> _PROBLEM TO SOLVE_
Every line containing the word "alipay" is to be copied from the data below.

Interface dataset entries:
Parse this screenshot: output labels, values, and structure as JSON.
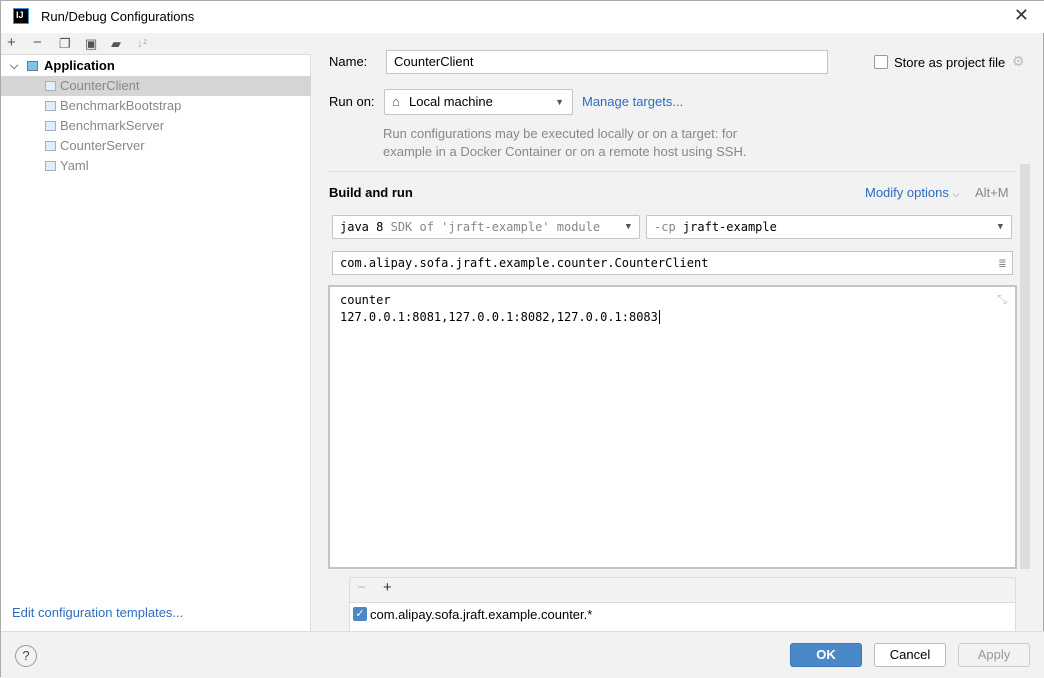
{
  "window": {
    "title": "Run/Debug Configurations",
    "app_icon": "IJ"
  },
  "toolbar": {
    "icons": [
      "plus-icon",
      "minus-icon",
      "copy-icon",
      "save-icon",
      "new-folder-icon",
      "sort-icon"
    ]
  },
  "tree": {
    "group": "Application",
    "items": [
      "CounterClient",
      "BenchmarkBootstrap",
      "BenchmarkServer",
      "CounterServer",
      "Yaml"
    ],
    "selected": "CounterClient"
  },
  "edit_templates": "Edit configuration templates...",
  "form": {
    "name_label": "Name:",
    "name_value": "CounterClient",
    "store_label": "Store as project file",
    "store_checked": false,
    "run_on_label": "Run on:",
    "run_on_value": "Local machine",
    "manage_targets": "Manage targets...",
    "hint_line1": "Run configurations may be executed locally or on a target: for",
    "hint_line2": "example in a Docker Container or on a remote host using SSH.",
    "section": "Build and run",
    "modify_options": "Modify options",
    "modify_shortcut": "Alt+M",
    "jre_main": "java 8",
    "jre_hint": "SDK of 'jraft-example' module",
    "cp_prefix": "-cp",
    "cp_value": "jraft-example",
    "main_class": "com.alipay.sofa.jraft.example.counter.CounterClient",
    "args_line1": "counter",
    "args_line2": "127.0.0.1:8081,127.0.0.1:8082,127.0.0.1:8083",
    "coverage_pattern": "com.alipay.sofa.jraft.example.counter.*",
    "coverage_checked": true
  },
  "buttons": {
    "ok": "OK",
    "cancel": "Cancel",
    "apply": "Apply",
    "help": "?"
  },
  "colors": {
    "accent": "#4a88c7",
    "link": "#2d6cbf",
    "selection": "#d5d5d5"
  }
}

> _TASK ANSWER_
    "main_class": "com.alipay.sofa.jraft.example.counter.CounterClient",
    "coverage_pattern": "com.alipay.sofa.jraft.example.counter.*",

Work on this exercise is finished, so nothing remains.